Exercise description:
Every record shown below is to be output exactly.

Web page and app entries
⁂

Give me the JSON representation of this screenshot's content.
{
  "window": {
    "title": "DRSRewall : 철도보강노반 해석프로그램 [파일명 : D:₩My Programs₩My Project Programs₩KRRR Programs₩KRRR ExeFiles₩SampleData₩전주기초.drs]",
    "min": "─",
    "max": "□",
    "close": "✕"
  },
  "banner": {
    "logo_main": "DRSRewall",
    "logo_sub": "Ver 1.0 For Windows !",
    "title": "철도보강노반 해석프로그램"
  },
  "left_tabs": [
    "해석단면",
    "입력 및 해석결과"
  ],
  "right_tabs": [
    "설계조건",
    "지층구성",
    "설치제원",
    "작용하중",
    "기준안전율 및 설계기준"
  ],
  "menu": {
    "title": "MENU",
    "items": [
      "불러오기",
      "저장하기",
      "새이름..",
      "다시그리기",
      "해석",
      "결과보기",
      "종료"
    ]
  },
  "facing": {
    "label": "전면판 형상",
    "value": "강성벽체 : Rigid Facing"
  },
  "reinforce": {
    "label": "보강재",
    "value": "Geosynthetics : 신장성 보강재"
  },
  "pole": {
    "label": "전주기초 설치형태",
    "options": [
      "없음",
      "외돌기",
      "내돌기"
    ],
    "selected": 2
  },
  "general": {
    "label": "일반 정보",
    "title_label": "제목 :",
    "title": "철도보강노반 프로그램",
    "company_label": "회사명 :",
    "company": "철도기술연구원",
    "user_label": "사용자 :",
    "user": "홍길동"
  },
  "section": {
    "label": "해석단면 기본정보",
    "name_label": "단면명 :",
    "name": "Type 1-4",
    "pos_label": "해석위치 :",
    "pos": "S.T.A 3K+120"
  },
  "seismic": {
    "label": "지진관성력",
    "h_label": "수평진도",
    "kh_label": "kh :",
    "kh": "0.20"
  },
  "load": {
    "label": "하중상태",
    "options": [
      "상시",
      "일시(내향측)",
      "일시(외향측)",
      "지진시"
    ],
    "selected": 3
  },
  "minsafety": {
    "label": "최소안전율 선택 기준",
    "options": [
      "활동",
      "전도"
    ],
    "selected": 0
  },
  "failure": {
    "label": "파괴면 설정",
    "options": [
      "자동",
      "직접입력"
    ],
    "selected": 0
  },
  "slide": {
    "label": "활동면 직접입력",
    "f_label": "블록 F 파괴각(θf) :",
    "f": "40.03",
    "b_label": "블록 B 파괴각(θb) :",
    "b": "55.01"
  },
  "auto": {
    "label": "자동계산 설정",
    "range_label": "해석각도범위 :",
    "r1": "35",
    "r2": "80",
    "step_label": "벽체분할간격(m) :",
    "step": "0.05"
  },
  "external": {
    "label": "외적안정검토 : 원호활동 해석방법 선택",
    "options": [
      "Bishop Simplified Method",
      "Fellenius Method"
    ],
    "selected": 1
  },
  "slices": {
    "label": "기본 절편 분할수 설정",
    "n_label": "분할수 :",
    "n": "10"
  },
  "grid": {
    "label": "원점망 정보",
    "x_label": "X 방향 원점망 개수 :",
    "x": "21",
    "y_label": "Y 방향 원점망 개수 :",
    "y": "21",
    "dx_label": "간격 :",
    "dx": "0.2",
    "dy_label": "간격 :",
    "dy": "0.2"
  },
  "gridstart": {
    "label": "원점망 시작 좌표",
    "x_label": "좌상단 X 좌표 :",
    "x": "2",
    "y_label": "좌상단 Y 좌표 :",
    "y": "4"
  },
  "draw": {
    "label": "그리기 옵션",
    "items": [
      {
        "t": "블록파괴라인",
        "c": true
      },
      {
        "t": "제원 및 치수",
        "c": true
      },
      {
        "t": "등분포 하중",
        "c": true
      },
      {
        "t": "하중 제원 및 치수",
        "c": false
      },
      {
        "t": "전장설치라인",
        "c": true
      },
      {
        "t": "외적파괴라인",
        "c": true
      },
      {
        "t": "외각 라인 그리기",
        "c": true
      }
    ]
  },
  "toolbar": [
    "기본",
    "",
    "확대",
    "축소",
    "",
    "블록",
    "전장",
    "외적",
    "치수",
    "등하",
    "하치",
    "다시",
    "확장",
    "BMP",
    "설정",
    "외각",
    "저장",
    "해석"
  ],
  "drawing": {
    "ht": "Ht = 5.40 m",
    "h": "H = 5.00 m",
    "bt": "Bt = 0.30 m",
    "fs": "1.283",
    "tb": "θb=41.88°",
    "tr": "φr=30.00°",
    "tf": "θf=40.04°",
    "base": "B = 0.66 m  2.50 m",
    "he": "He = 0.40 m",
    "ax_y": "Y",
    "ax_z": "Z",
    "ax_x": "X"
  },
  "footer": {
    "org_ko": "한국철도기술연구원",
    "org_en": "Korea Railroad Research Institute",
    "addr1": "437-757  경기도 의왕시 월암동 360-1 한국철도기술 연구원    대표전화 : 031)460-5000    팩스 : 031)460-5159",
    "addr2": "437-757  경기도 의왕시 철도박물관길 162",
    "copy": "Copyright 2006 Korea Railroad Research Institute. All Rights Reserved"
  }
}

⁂

Written response:
Give me the JSON representation of this screenshot's content.
{
  "window": {
    "title": "DRSRewall : 철도보강노반 해석프로그램 [파일명 : D:₩My Programs₩My Project Programs₩KRRR Programs₩KRRR ExeFiles₩SampleData₩전주기초.drs]",
    "min": "─",
    "max": "□",
    "close": "✕"
  },
  "banner": {
    "logo_main": "DRSRewall",
    "logo_sub": "Ver 1.0 For Windows !",
    "title": "철도보강노반 해석프로그램"
  },
  "left_tabs": [
    "해석단면",
    "입력 및 해석결과"
  ],
  "right_tabs": [
    "설계조건",
    "지층구성",
    "설치제원",
    "작용하중",
    "기준안전율 및 설계기준"
  ],
  "menu": {
    "title": "MENU",
    "items": [
      "불러오기",
      "저장하기",
      "새이름..",
      "다시그리기",
      "해석",
      "결과보기",
      "종료"
    ]
  },
  "facing": {
    "label": "전면판 형상",
    "value": "강성벽체 : Rigid Facing"
  },
  "reinforce": {
    "label": "보강재",
    "value": "Geosynthetics : 신장성 보강재"
  },
  "pole": {
    "label": "전주기초 설치형태",
    "options": [
      "없음",
      "외돌기",
      "내돌기"
    ],
    "selected": 2
  },
  "general": {
    "label": "일반 정보",
    "title_label": "제목 :",
    "title": "철도보강노반 프로그램",
    "company_label": "회사명 :",
    "company": "철도기술연구원",
    "user_label": "사용자 :",
    "user": "홍길동"
  },
  "section": {
    "label": "해석단면 기본정보",
    "name_label": "단면명 :",
    "name": "Type 1-4",
    "pos_label": "해석위치 :",
    "pos": "S.T.A 3K+120"
  },
  "seismic": {
    "label": "지진관성력",
    "h_label": "수평진도",
    "kh_label": "kh :",
    "kh": "0.20"
  },
  "load": {
    "label": "하중상태",
    "options": [
      "상시",
      "일시(내향측)",
      "일시(외향측)",
      "지진시"
    ],
    "selected": 3
  },
  "minsafety": {
    "label": "최소안전율 선택 기준",
    "options": [
      "활동",
      "전도"
    ],
    "selected": 0
  },
  "failure": {
    "label": "파괴면 설정",
    "options": [
      "자동",
      "직접입력"
    ],
    "selected": 0
  },
  "slide": {
    "label": "활동면 직접입력",
    "f_label": "블록 F 파괴각(θf) :",
    "f": "40.03",
    "b_label": "블록 B 파괴각(θb) :",
    "b": "55.01"
  },
  "auto": {
    "label": "자동계산 설정",
    "range_label": "해석각도범위 :",
    "r1": "35",
    "r2": "80",
    "step_label": "벽체분할간격(m) :",
    "step": "0.05"
  },
  "external": {
    "label": "외적안정검토 : 원호활동 해석방법 선택",
    "options": [
      "Bishop Simplified Method",
      "Fellenius Method"
    ],
    "selected": 1
  },
  "slices": {
    "label": "기본 절편 분할수 설정",
    "n_label": "분할수 :",
    "n": "10"
  },
  "grid": {
    "label": "원점망 정보",
    "x_label": "X 방향 원점망 개수 :",
    "x": "21",
    "y_label": "Y 방향 원점망 개수 :",
    "y": "21",
    "dx_label": "간격 :",
    "dx": "0.2",
    "dy_label": "간격 :",
    "dy": "0.2"
  },
  "gridstart": {
    "label": "원점망 시작 좌표",
    "x_label": "좌상단 X 좌표 :",
    "x": "2",
    "y_label": "좌상단 Y 좌표 :",
    "y": "4"
  },
  "draw": {
    "label": "그리기 옵션",
    "items": [
      {
        "t": "블록파괴라인",
        "c": true
      },
      {
        "t": "제원 및 치수",
        "c": true
      },
      {
        "t": "등분포 하중",
        "c": true
      },
      {
        "t": "하중 제원 및 치수",
        "c": false
      },
      {
        "t": "전장설치라인",
        "c": true
      },
      {
        "t": "외적파괴라인",
        "c": true
      },
      {
        "t": "외각 라인 그리기",
        "c": true
      }
    ]
  },
  "toolbar": [
    "기본",
    "",
    "확대",
    "축소",
    "",
    "블록",
    "전장",
    "외적",
    "치수",
    "등하",
    "하치",
    "다시",
    "확장",
    "BMP",
    "설정",
    "외각",
    "저장",
    "해석"
  ],
  "drawing": {
    "ht": "Ht = 5.40 m",
    "h": "H = 5.00 m",
    "bt": "Bt = 0.30 m",
    "fs": "1.283",
    "tb": "θb=41.88°",
    "tr": "φr=30.00°",
    "tf": "θf=40.04°",
    "base": "B = 0.66 m  2.50 m",
    "he": "He = 0.40 m",
    "ax_y": "Y",
    "ax_z": "Z",
    "ax_x": "X"
  },
  "footer": {
    "org_ko": "한국철도기술연구원",
    "org_en": "Korea Railroad Research Institute",
    "addr1": "437-757  경기도 의왕시 월암동 360-1 한국철도기술 연구원    대표전화 : 031)460-5000    팩스 : 031)460-5159",
    "addr2": "437-757  경기도 의왕시 철도박물관길 162",
    "copy": "Copyright 2006 Korea Railroad Research Institute. All Rights Reserved"
  }
}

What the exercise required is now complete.